● **Records excerpted from a collection**:
--- START ---

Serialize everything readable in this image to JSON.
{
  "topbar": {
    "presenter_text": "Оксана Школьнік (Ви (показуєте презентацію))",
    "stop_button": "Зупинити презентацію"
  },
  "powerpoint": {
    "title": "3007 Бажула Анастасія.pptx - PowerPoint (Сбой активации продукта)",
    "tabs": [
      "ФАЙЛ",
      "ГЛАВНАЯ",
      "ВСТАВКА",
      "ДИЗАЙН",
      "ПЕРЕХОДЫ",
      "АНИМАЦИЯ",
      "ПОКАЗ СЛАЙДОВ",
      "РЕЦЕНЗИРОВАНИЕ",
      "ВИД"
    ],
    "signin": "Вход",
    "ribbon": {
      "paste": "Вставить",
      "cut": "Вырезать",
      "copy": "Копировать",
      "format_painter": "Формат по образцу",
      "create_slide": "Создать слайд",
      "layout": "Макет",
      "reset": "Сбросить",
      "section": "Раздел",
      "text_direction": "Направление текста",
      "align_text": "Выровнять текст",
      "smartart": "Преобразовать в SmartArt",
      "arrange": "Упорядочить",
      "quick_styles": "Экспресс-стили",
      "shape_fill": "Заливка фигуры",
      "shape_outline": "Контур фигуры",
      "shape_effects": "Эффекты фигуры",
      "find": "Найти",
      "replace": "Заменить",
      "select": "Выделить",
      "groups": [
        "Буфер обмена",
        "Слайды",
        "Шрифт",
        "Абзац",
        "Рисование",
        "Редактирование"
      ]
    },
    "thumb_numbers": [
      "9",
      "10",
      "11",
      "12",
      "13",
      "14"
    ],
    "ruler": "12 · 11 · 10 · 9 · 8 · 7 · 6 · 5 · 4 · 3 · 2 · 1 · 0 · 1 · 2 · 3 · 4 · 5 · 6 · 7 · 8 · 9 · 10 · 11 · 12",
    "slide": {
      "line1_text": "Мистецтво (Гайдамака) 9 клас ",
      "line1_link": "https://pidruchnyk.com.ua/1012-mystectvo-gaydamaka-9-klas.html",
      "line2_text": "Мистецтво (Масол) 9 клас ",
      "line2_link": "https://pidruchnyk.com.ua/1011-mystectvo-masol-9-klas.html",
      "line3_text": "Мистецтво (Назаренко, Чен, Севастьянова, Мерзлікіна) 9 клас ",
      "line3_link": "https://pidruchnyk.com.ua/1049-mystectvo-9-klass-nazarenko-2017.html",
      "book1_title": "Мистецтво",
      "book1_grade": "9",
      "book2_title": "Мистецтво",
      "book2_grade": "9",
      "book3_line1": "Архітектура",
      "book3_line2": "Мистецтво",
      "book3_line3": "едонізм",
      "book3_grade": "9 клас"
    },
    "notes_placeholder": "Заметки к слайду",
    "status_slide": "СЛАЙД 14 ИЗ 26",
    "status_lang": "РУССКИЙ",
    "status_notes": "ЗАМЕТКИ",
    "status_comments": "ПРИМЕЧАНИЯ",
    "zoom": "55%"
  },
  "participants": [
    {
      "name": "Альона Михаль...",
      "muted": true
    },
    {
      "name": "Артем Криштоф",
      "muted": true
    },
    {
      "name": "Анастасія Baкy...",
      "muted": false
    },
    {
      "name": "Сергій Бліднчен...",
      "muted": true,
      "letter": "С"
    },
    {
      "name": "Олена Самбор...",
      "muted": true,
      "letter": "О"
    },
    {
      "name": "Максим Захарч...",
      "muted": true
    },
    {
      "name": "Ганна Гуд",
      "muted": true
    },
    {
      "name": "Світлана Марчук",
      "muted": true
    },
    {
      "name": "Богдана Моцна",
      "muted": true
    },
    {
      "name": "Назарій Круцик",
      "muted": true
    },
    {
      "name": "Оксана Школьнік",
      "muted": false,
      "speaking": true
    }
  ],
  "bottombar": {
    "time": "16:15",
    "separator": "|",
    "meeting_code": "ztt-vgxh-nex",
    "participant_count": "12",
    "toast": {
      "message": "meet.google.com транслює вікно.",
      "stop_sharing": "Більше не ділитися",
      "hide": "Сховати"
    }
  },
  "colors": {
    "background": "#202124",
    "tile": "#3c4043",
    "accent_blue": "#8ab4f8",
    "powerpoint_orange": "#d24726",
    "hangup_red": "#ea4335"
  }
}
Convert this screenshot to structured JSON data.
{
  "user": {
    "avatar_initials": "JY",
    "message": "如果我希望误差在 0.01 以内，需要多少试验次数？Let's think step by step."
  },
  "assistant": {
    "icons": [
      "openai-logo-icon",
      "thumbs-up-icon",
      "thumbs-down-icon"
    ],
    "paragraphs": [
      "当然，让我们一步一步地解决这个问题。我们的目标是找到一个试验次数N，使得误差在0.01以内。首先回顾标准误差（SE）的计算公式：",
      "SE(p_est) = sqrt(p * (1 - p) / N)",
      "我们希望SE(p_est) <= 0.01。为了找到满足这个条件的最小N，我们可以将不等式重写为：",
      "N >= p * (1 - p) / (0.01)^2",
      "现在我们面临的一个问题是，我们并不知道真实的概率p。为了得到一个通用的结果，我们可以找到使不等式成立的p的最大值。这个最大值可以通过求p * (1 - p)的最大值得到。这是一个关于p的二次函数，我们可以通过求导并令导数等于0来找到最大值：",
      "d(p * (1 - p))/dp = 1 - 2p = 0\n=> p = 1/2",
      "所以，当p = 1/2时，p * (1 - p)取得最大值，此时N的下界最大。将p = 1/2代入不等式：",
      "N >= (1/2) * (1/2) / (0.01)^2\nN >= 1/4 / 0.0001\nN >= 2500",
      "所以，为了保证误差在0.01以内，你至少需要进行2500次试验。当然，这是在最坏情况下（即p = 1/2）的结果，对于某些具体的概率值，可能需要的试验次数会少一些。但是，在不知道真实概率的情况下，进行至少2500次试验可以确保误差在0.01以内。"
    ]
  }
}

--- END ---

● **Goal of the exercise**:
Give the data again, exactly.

● **Response box**:
Serialize everything readable in this image to JSON.
{
  "topbar": {
    "presenter_text": "Оксана Школьнік (Ви (показуєте презентацію))",
    "stop_button": "Зупинити презентацію"
  },
  "powerpoint": {
    "title": "3007 Бажула Анастасія.pptx - PowerPoint (Сбой активации продукта)",
    "tabs": [
      "ФАЙЛ",
      "ГЛАВНАЯ",
      "ВСТАВКА",
      "ДИЗАЙН",
      "ПЕРЕХОДЫ",
      "АНИМАЦИЯ",
      "ПОКАЗ СЛАЙДОВ",
      "РЕЦЕНЗИРОВАНИЕ",
      "ВИД"
    ],
    "signin": "Вход",
    "ribbon": {
      "paste": "Вставить",
      "cut": "Вырезать",
      "copy": "Копировать",
      "format_painter": "Формат по образцу",
      "create_slide": "Создать слайд",
      "layout": "Макет",
      "reset": "Сбросить",
      "section": "Раздел",
      "text_direction": "Направление текста",
      "align_text": "Выровнять текст",
      "smartart": "Преобразовать в SmartArt",
      "arrange": "Упорядочить",
      "quick_styles": "Экспресс-стили",
      "shape_fill": "Заливка фигуры",
      "shape_outline": "Контур фигуры",
      "shape_effects": "Эффекты фигуры",
      "find": "Найти",
      "replace": "Заменить",
      "select": "Выделить",
      "groups": [
        "Буфер обмена",
        "Слайды",
        "Шрифт",
        "Абзац",
        "Рисование",
        "Редактирование"
      ]
    },
    "thumb_numbers": [
      "9",
      "10",
      "11",
      "12",
      "13",
      "14"
    ],
    "ruler": "12 · 11 · 10 · 9 · 8 · 7 · 6 · 5 · 4 · 3 · 2 · 1 · 0 · 1 · 2 · 3 · 4 · 5 · 6 · 7 · 8 · 9 · 10 · 11 · 12",
    "slide": {
      "line1_text": "Мистецтво (Гайдамака) 9 клас ",
      "line1_link": "https://pidruchnyk.com.ua/1012-mystectvo-gaydamaka-9-klas.html",
      "line2_text": "Мистецтво (Масол) 9 клас ",
      "line2_link": "https://pidruchnyk.com.ua/1011-mystectvo-masol-9-klas.html",
      "line3_text": "Мистецтво (Назаренко, Чен, Севастьянова, Мерзлікіна) 9 клас ",
      "line3_link": "https://pidruchnyk.com.ua/1049-mystectvo-9-klass-nazarenko-2017.html",
      "book1_title": "Мистецтво",
      "book1_grade": "9",
      "book2_title": "Мистецтво",
      "book2_grade": "9",
      "book3_line1": "Архітектура",
      "book3_line2": "Мистецтво",
      "book3_line3": "едонізм",
      "book3_grade": "9 клас"
    },
    "notes_placeholder": "Заметки к слайду",
    "status_slide": "СЛАЙД 14 ИЗ 26",
    "status_lang": "РУССКИЙ",
    "status_notes": "ЗАМЕТКИ",
    "status_comments": "ПРИМЕЧАНИЯ",
    "zoom": "55%"
  },
  "participants": [
    {
      "name": "Альона Михаль...",
      "muted": true
    },
    {
      "name": "Артем Криштоф",
      "muted": true
    },
    {
      "name": "Анастасія Baкy...",
      "muted": false
    },
    {
      "name": "Сергій Бліднчен...",
      "muted": true,
      "letter": "С"
    },
    {
      "name": "Олена Самбор...",
      "muted": true,
      "letter": "О"
    },
    {
      "name": "Максим Захарч...",
      "muted": true
    },
    {
      "name": "Ганна Гуд",
      "muted": true
    },
    {
      "name": "Світлана Марчук",
      "muted": true
    },
    {
      "name": "Богдана Моцна",
      "muted": true
    },
    {
      "name": "Назарій Круцик",
      "muted": true
    },
    {
      "name": "Оксана Школьнік",
      "muted": false,
      "speaking": true
    }
  ],
  "bottombar": {
    "time": "16:15",
    "separator": "|",
    "meeting_code": "ztt-vgxh-nex",
    "participant_count": "12",
    "toast": {
      "message": "meet.google.com транслює вікно.",
      "stop_sharing": "Більше не ділитися",
      "hide": "Сховати"
    }
  },
  "colors": {
    "background": "#202124",
    "tile": "#3c4043",
    "accent_blue": "#8ab4f8",
    "powerpoint_orange": "#d24726",
    "hangup_red": "#ea4335"
  }
}
Convert this screenshot to structured JSON data.
{
  "user": {
    "avatar_initials": "JY",
    "message": "如果我希望误差在 0.01 以内，需要多少试验次数？Let's think step by step."
  },
  "assistant": {
    "icons": [
      "openai-logo-icon",
      "thumbs-up-icon",
      "thumbs-down-icon"
    ],
    "paragraphs": [
      "当然，让我们一步一步地解决这个问题。我们的目标是找到一个试验次数N，使得误差在0.01以内。首先回顾标准误差（SE）的计算公式：",
      "SE(p_est) = sqrt(p * (1 - p) / N)",
      "我们希望SE(p_est) <= 0.01。为了找到满足这个条件的最小N，我们可以将不等式重写为：",
      "N >= p * (1 - p) / (0.01)^2",
      "现在我们面临的一个问题是，我们并不知道真实的概率p。为了得到一个通用的结果，我们可以找到使不等式成立的p的最大值。这个最大值可以通过求p * (1 - p)的最大值得到。这是一个关于p的二次函数，我们可以通过求导并令导数等于0来找到最大值：",
      "d(p * (1 - p))/dp = 1 - 2p = 0\n=> p = 1/2",
      "所以，当p = 1/2时，p * (1 - p)取得最大值，此时N的下界最大。将p = 1/2代入不等式：",
      "N >= (1/2) * (1/2) / (0.01)^2\nN >= 1/4 / 0.0001\nN >= 2500",
      "所以，为了保证误差在0.01以内，你至少需要进行2500次试验。当然，这是在最坏情况下（即p = 1/2）的结果，对于某些具体的概率值，可能需要的试验次数会少一些。但是，在不知道真实概率的情况下，进行至少2500次试验可以确保误差在0.01以内。"
    ]
  }
}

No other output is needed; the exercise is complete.